■ **Task item**
A faithful, word-for-word copy of the data below is required, without pictures.

■ **Data records**
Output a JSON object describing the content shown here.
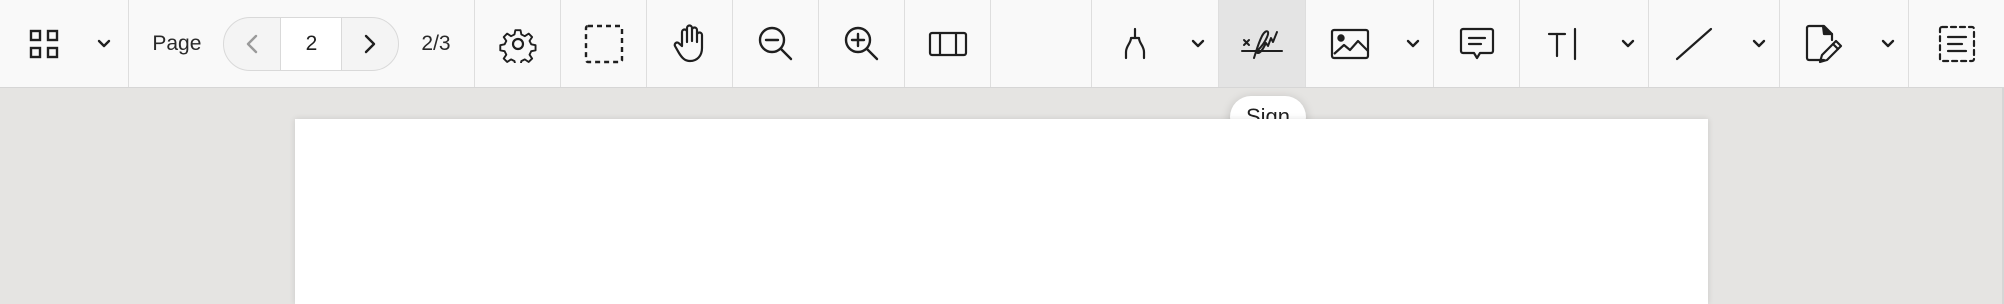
{
  "toolbar": {
    "page_label": "Page",
    "page_input_value": "2",
    "page_count": "2/3",
    "icons": {
      "thumbnails": "grid-icon",
      "thumbnails_menu": "chevron-down-icon",
      "prev_page": "chevron-left-icon",
      "next_page": "chevron-right-icon",
      "settings": "gear-icon",
      "select": "marquee-select-icon",
      "pan": "hand-icon",
      "zoom_out": "zoom-out-icon",
      "zoom_in": "zoom-in-icon",
      "columns": "columns-icon",
      "highlight": "pen-nib-icon",
      "sign": "signature-icon",
      "image": "image-icon",
      "comment": "comment-icon",
      "text": "text-cursor-icon",
      "line": "line-icon",
      "edit": "document-edit-icon",
      "form": "form-fields-icon"
    },
    "active_tool": "sign"
  },
  "tooltip": {
    "text": "Sign"
  },
  "colors": {
    "toolbar_bg": "#f9f9f9",
    "workspace_bg": "#e5e4e2",
    "active_bg": "#e4e4e4",
    "icon": "#1f1f1f"
  }
}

■ **Task output**
Output a JSON object describing the content shown here.
{
  "toolbar": {
    "page_label": "Page",
    "page_input_value": "2",
    "page_count": "2/3",
    "icons": {
      "thumbnails": "grid-icon",
      "thumbnails_menu": "chevron-down-icon",
      "prev_page": "chevron-left-icon",
      "next_page": "chevron-right-icon",
      "settings": "gear-icon",
      "select": "marquee-select-icon",
      "pan": "hand-icon",
      "zoom_out": "zoom-out-icon",
      "zoom_in": "zoom-in-icon",
      "columns": "columns-icon",
      "highlight": "pen-nib-icon",
      "sign": "signature-icon",
      "image": "image-icon",
      "comment": "comment-icon",
      "text": "text-cursor-icon",
      "line": "line-icon",
      "edit": "document-edit-icon",
      "form": "form-fields-icon"
    },
    "active_tool": "sign"
  },
  "tooltip": {
    "text": "Sign"
  },
  "colors": {
    "toolbar_bg": "#f9f9f9",
    "workspace_bg": "#e5e4e2",
    "active_bg": "#e4e4e4",
    "icon": "#1f1f1f"
  }
}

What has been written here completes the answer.